Adjusting the Batboat up to make it level on the trailer and drill bolt holes in the bunk.

The bunk ends at the transom were bolted first. This let me perfectly size in, adjust and drill holes for bolts at the other end.

Next the two rollers were adjusted. Then at last the Batboat was perfectly fitted square on the trailer. All it takes is a little one handed push to make it slide off. Last year I had to use both of my legs to make it budge!!!

I spent the rest of the evening proudly sliding the boat up and down the trailer with ease.

The next day the bunks were taken out to paint weather sealer on them.

There was more sealer left in the can after the first two coats so I glopped on 2 to 3 more the next day. I have no other use for the stuff!!!

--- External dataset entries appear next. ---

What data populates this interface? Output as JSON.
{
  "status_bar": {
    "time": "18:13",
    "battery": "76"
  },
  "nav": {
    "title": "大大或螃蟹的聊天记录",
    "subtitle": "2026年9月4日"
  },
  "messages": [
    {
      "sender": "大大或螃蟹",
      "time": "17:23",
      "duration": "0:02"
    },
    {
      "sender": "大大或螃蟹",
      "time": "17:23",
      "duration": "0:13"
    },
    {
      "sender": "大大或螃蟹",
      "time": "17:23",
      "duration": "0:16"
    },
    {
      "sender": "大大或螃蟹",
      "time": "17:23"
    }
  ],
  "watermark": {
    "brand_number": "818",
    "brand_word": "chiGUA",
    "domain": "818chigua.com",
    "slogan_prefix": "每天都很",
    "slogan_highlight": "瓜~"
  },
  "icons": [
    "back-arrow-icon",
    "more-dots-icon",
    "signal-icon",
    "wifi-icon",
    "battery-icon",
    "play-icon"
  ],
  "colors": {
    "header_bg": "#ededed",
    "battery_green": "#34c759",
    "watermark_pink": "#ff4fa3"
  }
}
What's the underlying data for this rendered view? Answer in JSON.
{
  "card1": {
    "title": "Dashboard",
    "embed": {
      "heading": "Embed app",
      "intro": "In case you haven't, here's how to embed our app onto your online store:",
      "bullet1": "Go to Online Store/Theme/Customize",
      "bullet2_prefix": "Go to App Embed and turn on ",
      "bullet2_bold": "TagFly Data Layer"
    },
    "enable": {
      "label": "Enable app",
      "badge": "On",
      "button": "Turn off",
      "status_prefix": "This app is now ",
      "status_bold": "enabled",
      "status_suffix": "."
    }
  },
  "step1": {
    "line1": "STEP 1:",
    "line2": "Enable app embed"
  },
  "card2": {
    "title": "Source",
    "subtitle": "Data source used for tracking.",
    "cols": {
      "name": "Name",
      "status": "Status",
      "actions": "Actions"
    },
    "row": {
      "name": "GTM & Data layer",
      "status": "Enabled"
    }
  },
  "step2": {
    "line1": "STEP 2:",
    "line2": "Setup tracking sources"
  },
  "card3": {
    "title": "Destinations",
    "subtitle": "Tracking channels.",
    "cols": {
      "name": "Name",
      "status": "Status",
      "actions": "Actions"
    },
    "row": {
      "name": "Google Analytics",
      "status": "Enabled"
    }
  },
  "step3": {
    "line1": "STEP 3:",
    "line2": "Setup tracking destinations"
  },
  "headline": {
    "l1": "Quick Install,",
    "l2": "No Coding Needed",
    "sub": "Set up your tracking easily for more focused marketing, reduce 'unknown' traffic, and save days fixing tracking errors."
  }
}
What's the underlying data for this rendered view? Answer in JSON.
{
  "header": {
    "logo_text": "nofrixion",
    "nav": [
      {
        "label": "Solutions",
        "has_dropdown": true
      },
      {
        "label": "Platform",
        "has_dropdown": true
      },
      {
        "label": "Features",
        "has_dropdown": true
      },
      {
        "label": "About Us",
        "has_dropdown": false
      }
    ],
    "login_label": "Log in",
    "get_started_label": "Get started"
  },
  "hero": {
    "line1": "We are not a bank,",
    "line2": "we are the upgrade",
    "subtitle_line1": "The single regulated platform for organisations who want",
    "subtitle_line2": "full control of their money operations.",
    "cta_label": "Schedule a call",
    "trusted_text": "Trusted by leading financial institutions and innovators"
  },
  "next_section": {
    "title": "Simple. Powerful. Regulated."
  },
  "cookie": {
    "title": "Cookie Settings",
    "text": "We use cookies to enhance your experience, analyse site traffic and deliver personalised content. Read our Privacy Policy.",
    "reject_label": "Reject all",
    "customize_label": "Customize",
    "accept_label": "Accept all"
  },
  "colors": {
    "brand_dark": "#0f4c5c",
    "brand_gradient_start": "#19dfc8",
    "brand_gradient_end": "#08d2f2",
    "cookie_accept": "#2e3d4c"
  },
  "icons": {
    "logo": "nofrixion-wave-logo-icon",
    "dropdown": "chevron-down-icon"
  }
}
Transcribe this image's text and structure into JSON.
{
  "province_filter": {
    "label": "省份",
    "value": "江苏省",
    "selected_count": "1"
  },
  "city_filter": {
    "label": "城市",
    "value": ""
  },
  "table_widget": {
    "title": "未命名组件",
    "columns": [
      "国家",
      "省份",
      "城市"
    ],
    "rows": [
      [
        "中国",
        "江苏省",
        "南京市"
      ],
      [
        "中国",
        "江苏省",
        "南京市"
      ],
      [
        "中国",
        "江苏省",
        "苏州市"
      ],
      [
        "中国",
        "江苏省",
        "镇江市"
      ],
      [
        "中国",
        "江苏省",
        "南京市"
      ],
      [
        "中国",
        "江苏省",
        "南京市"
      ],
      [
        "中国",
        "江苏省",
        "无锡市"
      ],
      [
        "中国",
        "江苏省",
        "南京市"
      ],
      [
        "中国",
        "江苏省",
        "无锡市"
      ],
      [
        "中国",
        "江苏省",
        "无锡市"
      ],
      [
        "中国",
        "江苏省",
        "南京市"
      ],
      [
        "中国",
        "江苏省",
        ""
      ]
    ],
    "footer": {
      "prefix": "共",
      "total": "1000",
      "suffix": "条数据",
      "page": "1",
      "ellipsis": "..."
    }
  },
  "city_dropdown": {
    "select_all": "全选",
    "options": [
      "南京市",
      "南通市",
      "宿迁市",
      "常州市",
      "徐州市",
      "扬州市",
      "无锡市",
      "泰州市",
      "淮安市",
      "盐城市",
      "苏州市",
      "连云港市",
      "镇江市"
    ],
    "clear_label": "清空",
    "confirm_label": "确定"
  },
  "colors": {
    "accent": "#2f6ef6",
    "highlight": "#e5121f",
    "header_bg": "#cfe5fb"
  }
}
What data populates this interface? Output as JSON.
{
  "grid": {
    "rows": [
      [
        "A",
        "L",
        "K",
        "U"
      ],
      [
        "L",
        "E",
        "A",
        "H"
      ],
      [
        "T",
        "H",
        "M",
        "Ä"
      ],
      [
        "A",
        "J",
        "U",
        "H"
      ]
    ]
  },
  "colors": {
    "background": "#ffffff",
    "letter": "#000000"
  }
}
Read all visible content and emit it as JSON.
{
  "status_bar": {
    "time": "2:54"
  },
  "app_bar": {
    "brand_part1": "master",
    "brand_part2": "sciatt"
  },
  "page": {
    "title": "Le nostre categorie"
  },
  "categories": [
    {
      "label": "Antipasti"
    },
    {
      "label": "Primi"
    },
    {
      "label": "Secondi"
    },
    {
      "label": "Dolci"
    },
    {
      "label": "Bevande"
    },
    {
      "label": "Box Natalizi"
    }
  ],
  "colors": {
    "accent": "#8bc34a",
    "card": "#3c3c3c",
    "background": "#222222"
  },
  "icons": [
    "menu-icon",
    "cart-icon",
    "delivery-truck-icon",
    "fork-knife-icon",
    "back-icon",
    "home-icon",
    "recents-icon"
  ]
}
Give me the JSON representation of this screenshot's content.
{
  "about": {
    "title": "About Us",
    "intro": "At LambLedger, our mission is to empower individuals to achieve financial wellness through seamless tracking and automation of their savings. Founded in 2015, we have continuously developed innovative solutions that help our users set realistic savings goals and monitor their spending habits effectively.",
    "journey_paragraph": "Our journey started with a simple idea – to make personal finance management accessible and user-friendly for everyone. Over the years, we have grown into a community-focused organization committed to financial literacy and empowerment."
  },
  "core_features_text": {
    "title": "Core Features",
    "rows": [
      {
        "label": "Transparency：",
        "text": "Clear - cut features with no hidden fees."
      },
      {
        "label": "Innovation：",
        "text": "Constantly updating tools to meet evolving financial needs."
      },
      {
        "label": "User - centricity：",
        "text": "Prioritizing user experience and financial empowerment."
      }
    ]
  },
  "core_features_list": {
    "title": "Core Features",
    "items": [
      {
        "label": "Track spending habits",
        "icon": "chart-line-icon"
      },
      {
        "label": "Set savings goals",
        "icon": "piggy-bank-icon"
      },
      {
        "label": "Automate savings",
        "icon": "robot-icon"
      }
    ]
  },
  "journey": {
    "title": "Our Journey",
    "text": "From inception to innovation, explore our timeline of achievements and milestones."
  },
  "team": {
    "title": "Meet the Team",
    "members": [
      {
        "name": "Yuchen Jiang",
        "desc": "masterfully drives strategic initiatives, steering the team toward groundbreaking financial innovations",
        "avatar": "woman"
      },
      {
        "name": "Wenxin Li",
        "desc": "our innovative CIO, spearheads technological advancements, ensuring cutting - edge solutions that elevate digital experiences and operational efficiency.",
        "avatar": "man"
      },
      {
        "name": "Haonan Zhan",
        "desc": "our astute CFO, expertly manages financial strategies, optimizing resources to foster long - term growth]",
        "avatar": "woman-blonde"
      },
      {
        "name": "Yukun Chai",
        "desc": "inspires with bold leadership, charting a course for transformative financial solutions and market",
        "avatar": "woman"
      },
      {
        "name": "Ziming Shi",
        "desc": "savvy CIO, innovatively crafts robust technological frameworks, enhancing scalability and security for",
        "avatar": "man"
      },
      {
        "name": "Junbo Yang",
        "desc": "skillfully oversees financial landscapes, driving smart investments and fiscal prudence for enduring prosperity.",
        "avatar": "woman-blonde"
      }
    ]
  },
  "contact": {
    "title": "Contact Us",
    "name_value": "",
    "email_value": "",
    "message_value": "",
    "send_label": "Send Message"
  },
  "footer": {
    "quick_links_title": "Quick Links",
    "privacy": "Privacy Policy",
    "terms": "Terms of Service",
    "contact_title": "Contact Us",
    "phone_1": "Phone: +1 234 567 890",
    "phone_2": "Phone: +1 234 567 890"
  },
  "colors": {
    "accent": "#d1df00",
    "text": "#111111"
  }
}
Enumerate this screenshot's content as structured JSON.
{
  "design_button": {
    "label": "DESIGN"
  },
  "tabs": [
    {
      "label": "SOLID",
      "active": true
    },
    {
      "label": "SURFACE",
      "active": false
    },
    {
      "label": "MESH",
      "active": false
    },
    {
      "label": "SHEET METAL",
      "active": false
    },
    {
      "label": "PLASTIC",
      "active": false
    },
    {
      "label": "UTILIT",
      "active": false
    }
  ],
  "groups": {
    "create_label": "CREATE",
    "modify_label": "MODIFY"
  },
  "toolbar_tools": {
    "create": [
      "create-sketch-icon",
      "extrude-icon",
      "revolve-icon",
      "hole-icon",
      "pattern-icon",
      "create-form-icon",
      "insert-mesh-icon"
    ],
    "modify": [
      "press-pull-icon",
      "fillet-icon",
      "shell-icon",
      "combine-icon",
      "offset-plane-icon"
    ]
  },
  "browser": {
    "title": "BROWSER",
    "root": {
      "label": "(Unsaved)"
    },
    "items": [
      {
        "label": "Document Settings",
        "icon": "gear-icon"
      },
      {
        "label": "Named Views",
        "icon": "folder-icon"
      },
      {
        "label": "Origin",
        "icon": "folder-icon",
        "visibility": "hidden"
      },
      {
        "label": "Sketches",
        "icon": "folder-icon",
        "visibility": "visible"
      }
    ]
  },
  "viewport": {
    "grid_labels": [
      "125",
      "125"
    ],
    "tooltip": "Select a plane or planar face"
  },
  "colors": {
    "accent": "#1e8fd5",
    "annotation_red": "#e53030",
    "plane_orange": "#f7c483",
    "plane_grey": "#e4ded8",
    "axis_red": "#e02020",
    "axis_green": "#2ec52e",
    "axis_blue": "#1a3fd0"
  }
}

They sat in the warm sun (flipping them over every few hours) for several days and on the 14th I began the carpet work.

I picked a black exterior carpet with a ribbed pattern and nailed them down with shiny one inch electro-galvanized roofing nails with the bunks laying on the sidewalk.

The carpet has a mat weave and will not snag on anything easily, unlike the junkier stuff I've seen. Found it at Lowes for $.58 per foot. It comes as 12 foot width cut at any foot length needed. I trimmed these down from the foot lengths.

Holes were drilled though the fabric. When bolted to the frame, the combination of washers and carpet makes the bolt holes virtually waterproof.

The bunks are protected from bad weather anyway. They are under the boat 99% of the time and will last beyond my lifetime.

The Batboat is now perfectly seated square, the weight is fully supported and distributed on the trailer.

I probably took around 4 or 5 hours of work over three days to do all of this.

I got to play with the tilt trailer a little since there was no danger of the boat falling off. Finally, having lots of fun with the Batboat after the long cold winter! :)

Batboat Rebuild: Day 20 March 24, 2009

Spring finally arrived. The tarp didn't hold up at all over the winter. I would have been better to leave it exposed to the elements letting the melting snow wash more of the fiberglass dust out.

Not that anyone would have got away with it but I got a lock. Set me back about $22 and it works well on my bent cap.

The helpful folks at the forum told me my trailer is a mess. I agree. One reason being it was poorly fitted to the Batboat. The weather had improved enough to work outside for a few hours. This was my first boat project for the year. It felt great to have something accomplished, at last.



The bow stop is suppose to be above the wench. A trip to the hardware store for bolts and some readjusting made it so.

However, the boat sat over a foot further back on the trailer. New bunks and adjusting the rollers will fix it, which follows later. Still a little too cold out.

This is a "tilt trailer". Unlocking this latch lets the trailer tilt up when the boat is 2/3s the way in the water, making the craft slip off the rest of the way. Comes in handy in shallow water.

Tuesday, May 12, 2009

For Sale on eBay; A Glastron that the '66 Batboat was based on

This is the first 1966 Glastron V-174 I've seen on ebay.

It is the same exact make, model and year the original 1966 Batboat was based upon.

Starting bid is a tad too much but if anyone out there wants to make their own Batboats this is the craft to pop a mold from.

Monday, May 4, 2009

How Fiberglass Boats Are Made

Work will resume soon on the Batboat. Until then, here is a video showing how fiberglass boats are made.

This particular vessel is quite large but most of the same principals were used on mine and other old fiberglass boats.